BRIEF: If a record holds a picture, drop the picture and copy everything else exactly.

DATA:
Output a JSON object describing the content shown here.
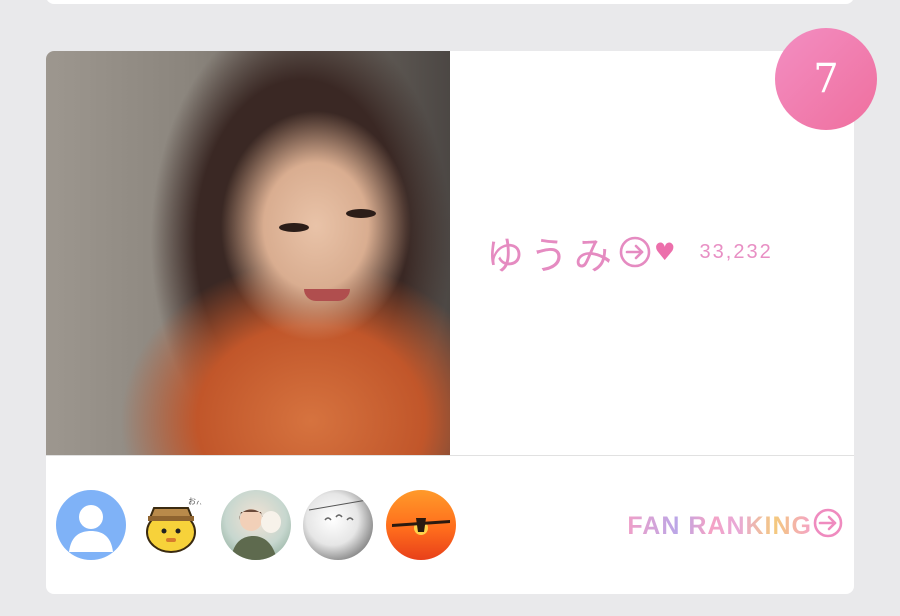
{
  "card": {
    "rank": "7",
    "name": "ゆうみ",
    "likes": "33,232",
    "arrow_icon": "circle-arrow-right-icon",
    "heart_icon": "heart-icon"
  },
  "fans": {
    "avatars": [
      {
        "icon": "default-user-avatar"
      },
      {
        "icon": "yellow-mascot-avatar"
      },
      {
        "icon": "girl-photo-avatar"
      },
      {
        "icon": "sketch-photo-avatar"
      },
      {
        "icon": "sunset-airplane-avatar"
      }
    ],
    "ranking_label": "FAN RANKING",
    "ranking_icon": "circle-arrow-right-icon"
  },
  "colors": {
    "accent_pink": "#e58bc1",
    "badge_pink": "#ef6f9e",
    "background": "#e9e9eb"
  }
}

SOLUTION TO THIS TASK:
Output a JSON object describing the content shown here.
{
  "card": {
    "rank": "7",
    "name": "ゆうみ",
    "likes": "33,232",
    "arrow_icon": "circle-arrow-right-icon",
    "heart_icon": "heart-icon"
  },
  "fans": {
    "avatars": [
      {
        "icon": "default-user-avatar"
      },
      {
        "icon": "yellow-mascot-avatar"
      },
      {
        "icon": "girl-photo-avatar"
      },
      {
        "icon": "sketch-photo-avatar"
      },
      {
        "icon": "sunset-airplane-avatar"
      }
    ],
    "ranking_label": "FAN RANKING",
    "ranking_icon": "circle-arrow-right-icon"
  },
  "colors": {
    "accent_pink": "#e58bc1",
    "badge_pink": "#ef6f9e",
    "background": "#e9e9eb"
  }
}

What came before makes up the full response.